Call it superstition or post-traumatic response, but I haven’t been to a Greek restaurant nor ordered it for delivery since March 14, 2009.
It was the last meal Alberto and I shared, and I still have our delivery order written in my Sharpie handwriting: scallops and salad for me; an order of saganaki and a gyro platter with an extra side of gyro meat for him.
This weekend found me at Alberto’s sister’s place in Jersey, sprawled between my mom-in-law and niece, overhearing take-out options.
We’re not doing Italian again, Barby says.
We can do whatever you want, replies Anthony, her Italian husband.
There’s Greek. Chinese? What about Mexican? Barby suggests.
No good Mexican places nearby, says Tony.
Fine. What sounds good?
This banter continues for another five minutes.
I’m hungry enough to choose for them.
What does Tré think we should have? Barby asks.
The room looks at me.

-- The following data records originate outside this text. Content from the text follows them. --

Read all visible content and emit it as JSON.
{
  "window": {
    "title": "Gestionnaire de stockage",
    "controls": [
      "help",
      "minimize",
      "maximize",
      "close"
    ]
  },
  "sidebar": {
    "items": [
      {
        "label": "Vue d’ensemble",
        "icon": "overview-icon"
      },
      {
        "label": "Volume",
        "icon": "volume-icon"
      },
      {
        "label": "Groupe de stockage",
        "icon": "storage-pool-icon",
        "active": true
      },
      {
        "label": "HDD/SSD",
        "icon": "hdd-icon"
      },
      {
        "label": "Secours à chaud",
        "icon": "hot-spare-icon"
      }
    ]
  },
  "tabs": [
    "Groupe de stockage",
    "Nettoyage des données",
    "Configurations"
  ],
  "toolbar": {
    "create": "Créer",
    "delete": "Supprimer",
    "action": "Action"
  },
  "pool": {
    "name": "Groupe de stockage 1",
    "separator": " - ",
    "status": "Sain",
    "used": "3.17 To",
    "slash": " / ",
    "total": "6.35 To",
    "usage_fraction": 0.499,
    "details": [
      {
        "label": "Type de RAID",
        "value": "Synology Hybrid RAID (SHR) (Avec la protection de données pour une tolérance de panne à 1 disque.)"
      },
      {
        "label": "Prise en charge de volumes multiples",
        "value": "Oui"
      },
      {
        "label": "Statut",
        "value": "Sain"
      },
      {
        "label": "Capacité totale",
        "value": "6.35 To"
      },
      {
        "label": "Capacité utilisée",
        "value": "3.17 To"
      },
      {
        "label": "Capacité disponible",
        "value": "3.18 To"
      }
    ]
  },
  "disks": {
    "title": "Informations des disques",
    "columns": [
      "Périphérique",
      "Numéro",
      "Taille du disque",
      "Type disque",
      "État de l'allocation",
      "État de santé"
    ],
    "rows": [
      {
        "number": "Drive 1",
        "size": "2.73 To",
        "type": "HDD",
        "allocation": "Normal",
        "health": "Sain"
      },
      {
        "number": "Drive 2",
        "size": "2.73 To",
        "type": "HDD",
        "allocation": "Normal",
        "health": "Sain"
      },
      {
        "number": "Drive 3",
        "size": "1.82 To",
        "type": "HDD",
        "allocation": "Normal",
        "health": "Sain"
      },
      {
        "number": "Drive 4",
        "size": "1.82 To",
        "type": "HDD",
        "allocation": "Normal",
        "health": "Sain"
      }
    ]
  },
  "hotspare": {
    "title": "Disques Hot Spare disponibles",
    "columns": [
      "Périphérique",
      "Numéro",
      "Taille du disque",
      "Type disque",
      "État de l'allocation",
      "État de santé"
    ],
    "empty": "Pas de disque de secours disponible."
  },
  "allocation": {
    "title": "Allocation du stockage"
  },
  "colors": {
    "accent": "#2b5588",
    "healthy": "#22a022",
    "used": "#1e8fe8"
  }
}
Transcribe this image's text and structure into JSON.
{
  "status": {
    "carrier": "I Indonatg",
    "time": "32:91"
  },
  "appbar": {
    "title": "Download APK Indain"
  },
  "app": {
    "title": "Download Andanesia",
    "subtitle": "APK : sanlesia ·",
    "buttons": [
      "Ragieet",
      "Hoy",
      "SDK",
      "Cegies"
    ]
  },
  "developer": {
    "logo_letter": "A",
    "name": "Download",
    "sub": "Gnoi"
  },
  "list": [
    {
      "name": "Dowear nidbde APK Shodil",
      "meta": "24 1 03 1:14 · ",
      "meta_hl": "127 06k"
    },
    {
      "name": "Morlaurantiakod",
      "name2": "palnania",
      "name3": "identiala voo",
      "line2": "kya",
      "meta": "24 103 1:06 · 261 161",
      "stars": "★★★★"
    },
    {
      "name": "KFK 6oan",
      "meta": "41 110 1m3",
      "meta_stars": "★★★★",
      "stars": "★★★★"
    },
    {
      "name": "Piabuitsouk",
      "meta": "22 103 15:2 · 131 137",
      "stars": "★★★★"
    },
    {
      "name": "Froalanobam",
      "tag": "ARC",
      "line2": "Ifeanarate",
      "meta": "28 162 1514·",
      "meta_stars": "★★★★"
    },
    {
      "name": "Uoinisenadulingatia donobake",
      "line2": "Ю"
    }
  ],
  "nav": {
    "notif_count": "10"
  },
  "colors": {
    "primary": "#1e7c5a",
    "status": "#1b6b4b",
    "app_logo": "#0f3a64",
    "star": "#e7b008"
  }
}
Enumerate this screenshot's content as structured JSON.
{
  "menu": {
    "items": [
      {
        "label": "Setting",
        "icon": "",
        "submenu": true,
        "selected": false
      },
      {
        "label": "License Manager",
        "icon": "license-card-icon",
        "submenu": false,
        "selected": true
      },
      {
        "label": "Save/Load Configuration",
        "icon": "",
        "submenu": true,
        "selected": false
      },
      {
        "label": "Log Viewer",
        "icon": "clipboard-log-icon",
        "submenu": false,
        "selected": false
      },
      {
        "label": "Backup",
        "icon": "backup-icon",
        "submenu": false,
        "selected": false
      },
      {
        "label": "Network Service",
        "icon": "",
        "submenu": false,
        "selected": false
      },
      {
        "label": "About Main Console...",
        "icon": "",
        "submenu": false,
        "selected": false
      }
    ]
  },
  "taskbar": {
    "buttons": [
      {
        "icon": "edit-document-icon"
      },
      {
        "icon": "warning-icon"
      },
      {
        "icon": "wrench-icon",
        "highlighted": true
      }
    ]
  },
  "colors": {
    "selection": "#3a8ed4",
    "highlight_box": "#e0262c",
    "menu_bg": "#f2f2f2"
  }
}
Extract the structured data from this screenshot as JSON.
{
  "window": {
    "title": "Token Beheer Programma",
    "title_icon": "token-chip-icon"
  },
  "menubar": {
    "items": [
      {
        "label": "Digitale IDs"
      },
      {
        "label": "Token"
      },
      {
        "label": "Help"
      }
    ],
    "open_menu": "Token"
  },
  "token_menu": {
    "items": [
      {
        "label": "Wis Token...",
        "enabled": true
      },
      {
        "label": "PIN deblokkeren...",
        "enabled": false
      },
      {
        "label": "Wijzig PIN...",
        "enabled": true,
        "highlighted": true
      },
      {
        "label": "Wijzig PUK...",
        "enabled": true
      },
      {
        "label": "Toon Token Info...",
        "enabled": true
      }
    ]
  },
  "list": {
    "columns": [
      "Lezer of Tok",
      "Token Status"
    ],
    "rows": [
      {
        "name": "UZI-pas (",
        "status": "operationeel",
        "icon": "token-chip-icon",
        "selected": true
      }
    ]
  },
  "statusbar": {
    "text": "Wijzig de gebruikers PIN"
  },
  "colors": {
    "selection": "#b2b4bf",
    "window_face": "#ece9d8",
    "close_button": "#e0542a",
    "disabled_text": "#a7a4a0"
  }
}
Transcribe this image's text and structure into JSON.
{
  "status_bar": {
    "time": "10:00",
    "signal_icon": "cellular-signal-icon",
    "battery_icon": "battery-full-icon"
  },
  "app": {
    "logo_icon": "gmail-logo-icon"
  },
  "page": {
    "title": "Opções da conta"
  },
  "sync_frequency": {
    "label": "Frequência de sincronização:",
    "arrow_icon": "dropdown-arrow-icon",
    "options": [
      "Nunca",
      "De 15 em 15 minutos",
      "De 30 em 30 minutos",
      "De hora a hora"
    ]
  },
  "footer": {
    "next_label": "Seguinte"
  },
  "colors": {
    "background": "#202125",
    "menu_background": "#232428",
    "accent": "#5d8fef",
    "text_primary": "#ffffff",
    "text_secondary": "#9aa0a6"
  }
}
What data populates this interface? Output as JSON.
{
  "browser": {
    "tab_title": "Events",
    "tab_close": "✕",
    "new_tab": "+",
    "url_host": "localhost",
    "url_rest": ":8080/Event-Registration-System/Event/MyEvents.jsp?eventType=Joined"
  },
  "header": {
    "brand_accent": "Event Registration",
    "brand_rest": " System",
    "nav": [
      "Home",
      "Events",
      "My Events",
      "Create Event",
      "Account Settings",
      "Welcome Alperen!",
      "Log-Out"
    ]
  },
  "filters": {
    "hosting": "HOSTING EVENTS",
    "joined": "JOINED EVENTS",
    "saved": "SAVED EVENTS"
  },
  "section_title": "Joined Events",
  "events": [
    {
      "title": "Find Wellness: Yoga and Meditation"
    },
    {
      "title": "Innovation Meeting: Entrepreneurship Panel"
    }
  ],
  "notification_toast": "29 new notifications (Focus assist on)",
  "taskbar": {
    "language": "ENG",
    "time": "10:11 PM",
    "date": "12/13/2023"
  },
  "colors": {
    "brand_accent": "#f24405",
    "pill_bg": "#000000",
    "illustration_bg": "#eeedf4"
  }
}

Greek, I say, half-surprising myself.
I do not explain the significance of ordering Greek when Barby hands me a menu. Nor when the food arrives with Anthony’s gyro platter and extra side of gyro meat. Or Barby’s order of saganaki.
Instead, I inhale scents I’ve avoided for nearly four years.
(Alberto’s last meal.)
Note the faces and voices around me.
(Replicated with his mother, sister, goddaughter.)
When Barby offers me the last wedge of saganaki, I do not say no.
Slowly, deliberately, I slice it in two and share it with his mother, whose yummmm is like hearing the voice of a long-lost lover from somewhere in a crowd.